▶ INSTRUCTIONS FOR THE TASK
Exclude the pictures and set down, unaltered, the lines from the one that holds "Transcribe this image's" through the end of the data.

▶ RECORDS SUPPLIED
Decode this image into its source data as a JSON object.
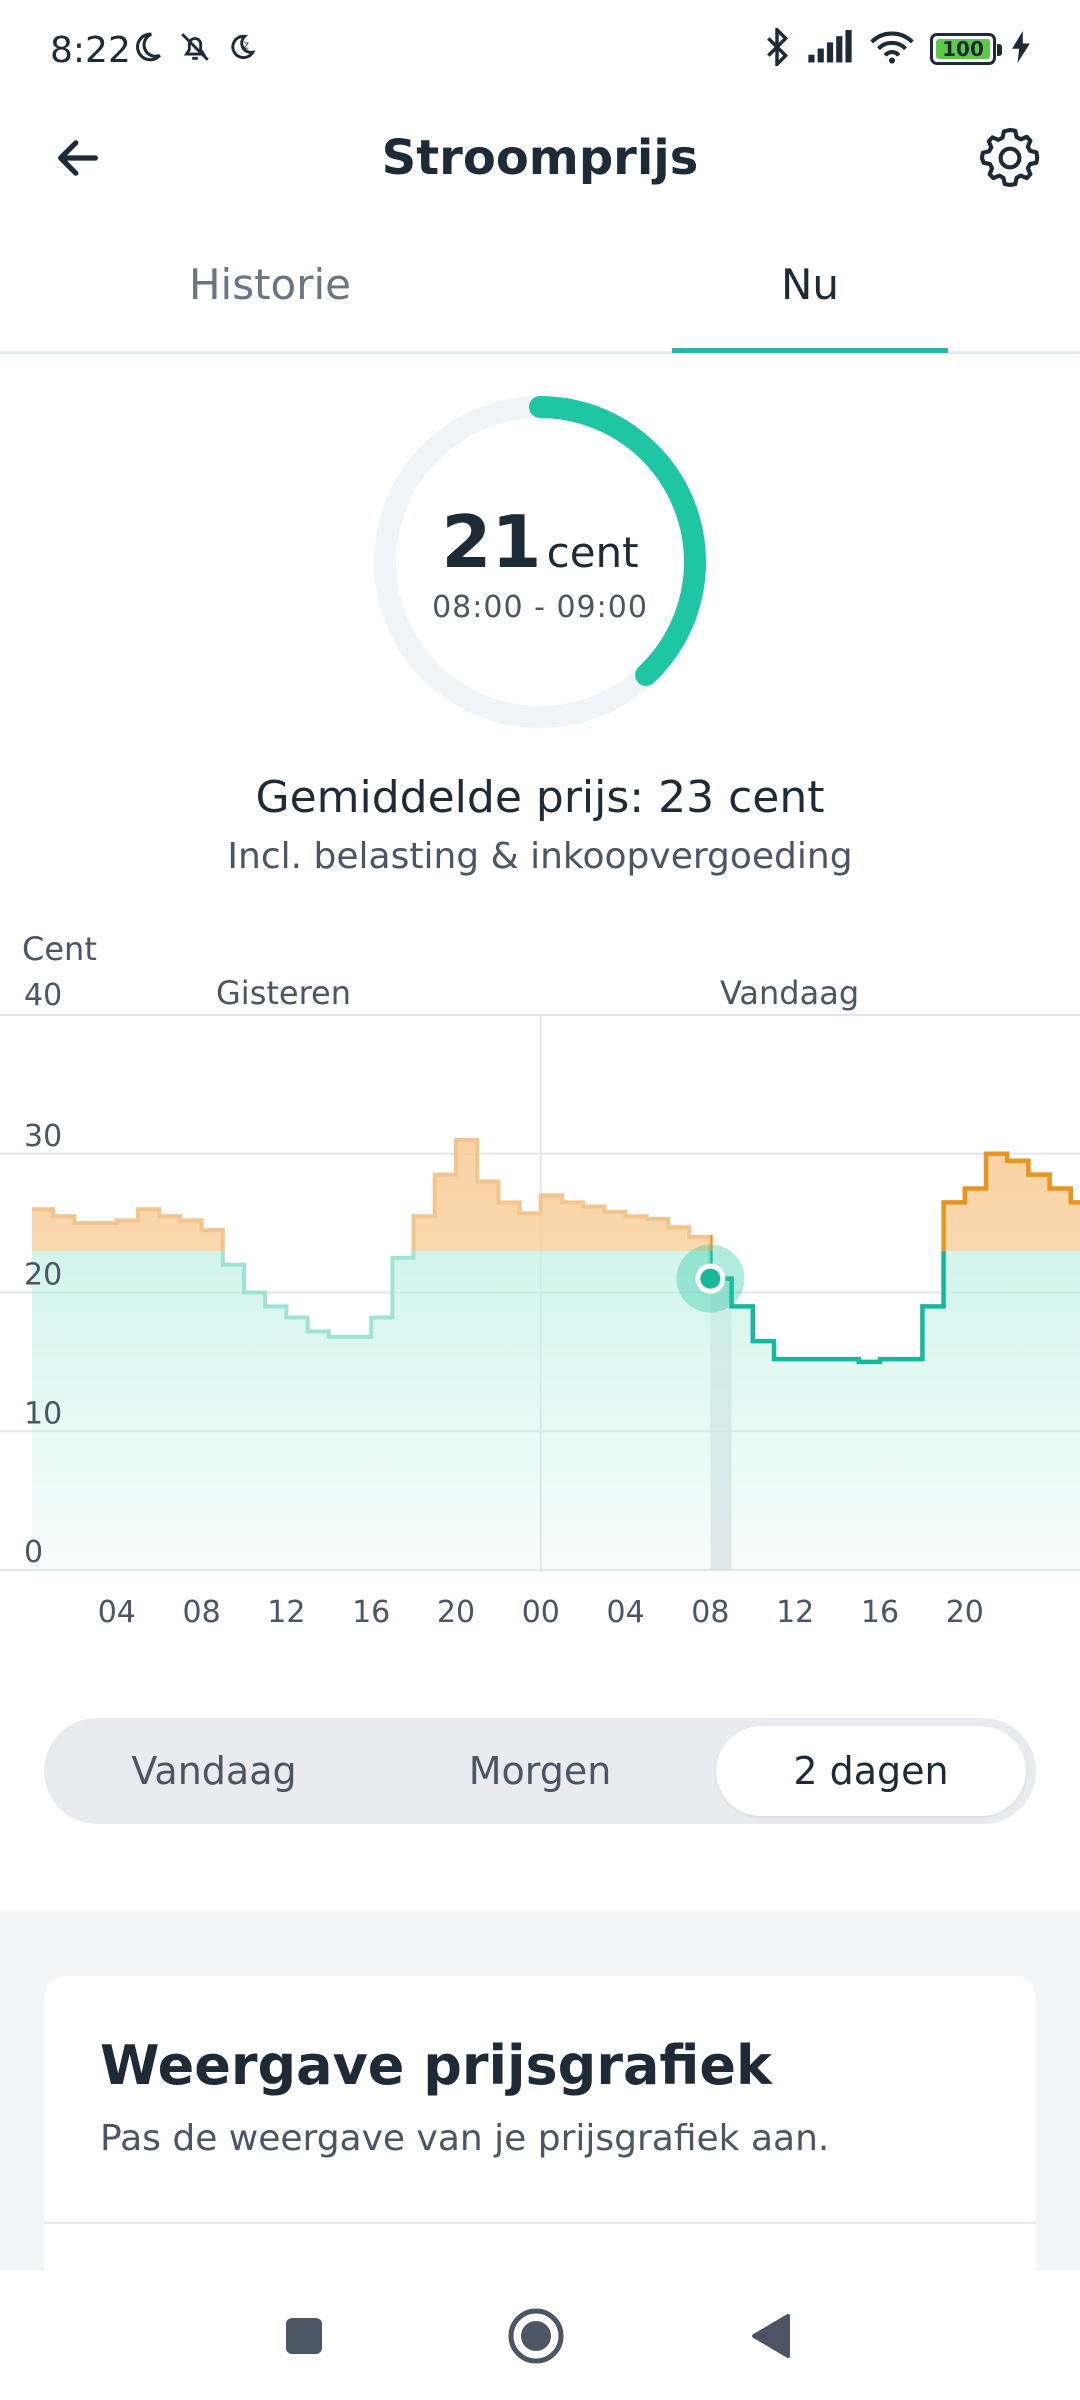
{
  "status_bar": {
    "time": "8:22",
    "battery": "100"
  },
  "app_bar": {
    "title": "Stroomprijs"
  },
  "tabs": [
    {
      "label": "Historie"
    },
    {
      "label": "Nu"
    }
  ],
  "gauge": {
    "value": "21",
    "unit": "cent",
    "time_range": "08:00 - 09:00",
    "progress": 0.38
  },
  "summary": {
    "average": "Gemiddelde prijs: 23 cent",
    "note": "Incl. belasting & inkoopvergoeding"
  },
  "colors": {
    "accent": "#1fc6a4",
    "tab_accent": "#28b4ad",
    "high": "#f0a24c",
    "low": "#7fdcc5"
  },
  "chart_data": {
    "type": "line",
    "step": true,
    "ylabel": "Cent",
    "ylim": [
      0,
      40
    ],
    "yticks": [
      "0",
      "10",
      "20",
      "30",
      "40"
    ],
    "xticks": [
      "04",
      "08",
      "12",
      "16",
      "20",
      "00",
      "04",
      "08",
      "12",
      "16",
      "20"
    ],
    "day_labels": [
      "Gisteren",
      "Vandaag"
    ],
    "average": 23,
    "current_hour_index": 32,
    "series": [
      {
        "values": [
          26,
          25.5,
          25,
          25,
          25.2,
          26,
          25.5,
          25.2,
          24.5,
          22,
          20,
          19,
          18.2,
          17.2,
          16.8,
          16.8,
          18.2,
          22.5,
          25.5,
          28.5,
          31,
          28,
          26.5,
          25.7,
          27,
          26.5,
          26.2,
          25.8,
          25.5,
          25.3,
          24.7,
          24,
          21,
          19,
          16.5,
          15.2,
          15.2,
          15.2,
          15.2,
          15,
          15.2,
          15.2,
          19,
          26.5,
          27.5,
          30,
          29.5,
          28.5,
          27.5,
          26.5
        ]
      }
    ]
  },
  "range_selector": {
    "options": [
      "Vandaag",
      "Morgen",
      "2 dagen"
    ],
    "selected": "2 dagen"
  },
  "card": {
    "title": "Weergave prijsgrafiek",
    "subtitle": "Pas de weergave van je prijsgrafiek aan."
  }
}
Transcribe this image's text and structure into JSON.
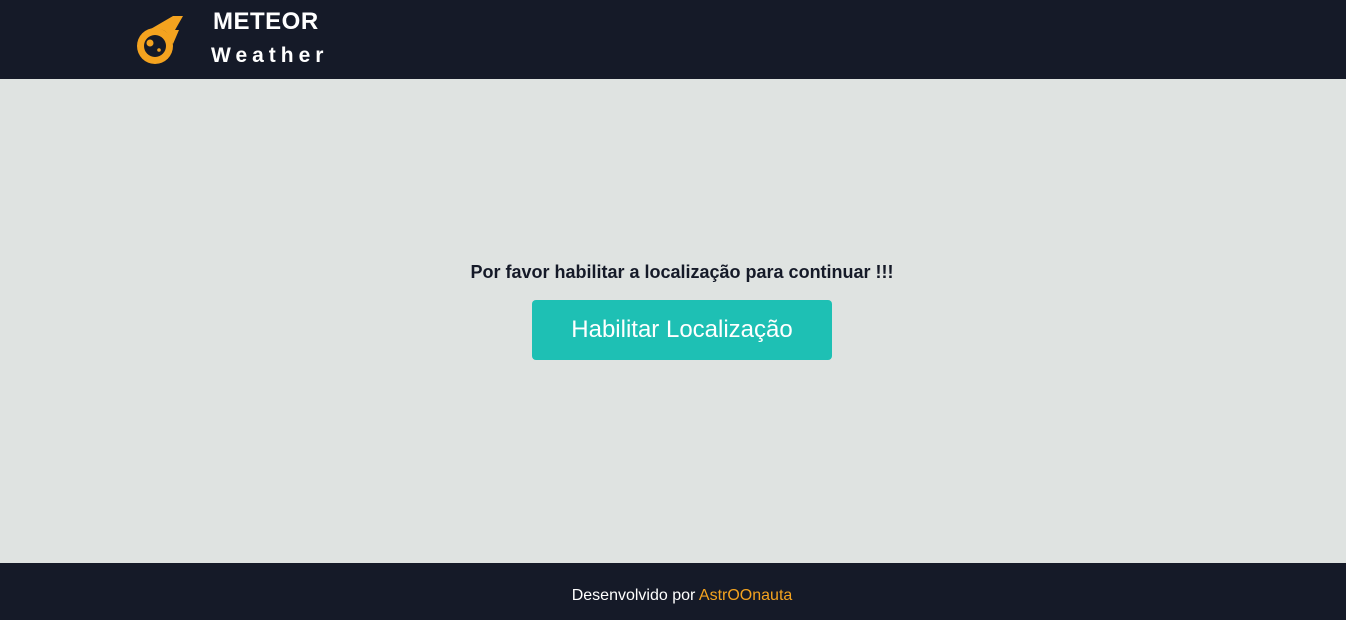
{
  "header": {
    "logo_icon": "meteor-icon",
    "brand_title": "METEOR",
    "brand_subtitle": "Weather"
  },
  "main": {
    "message": "Por favor habilitar a localização para continuar !!!",
    "enable_button_label": "Habilitar Localização"
  },
  "footer": {
    "prefix": "Desenvolvido por",
    "author_link": "AstrOOnauta"
  },
  "colors": {
    "header_bg": "#151a28",
    "page_bg": "#dfe3e1",
    "accent_orange": "#f4a31f",
    "button_teal": "#1ec0b4"
  }
}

▶ REPLY TO THE EXERCISE
Transcribe this image's text and structure into JSON.
{
  "header": {
    "logo_icon": "meteor-icon",
    "brand_title": "METEOR",
    "brand_subtitle": "Weather"
  },
  "main": {
    "message": "Por favor habilitar a localização para continuar !!!",
    "enable_button_label": "Habilitar Localização"
  },
  "footer": {
    "prefix": "Desenvolvido por",
    "author_link": "AstrOOnauta"
  },
  "colors": {
    "header_bg": "#151a28",
    "page_bg": "#dfe3e1",
    "accent_orange": "#f4a31f",
    "button_teal": "#1ec0b4"
  }
}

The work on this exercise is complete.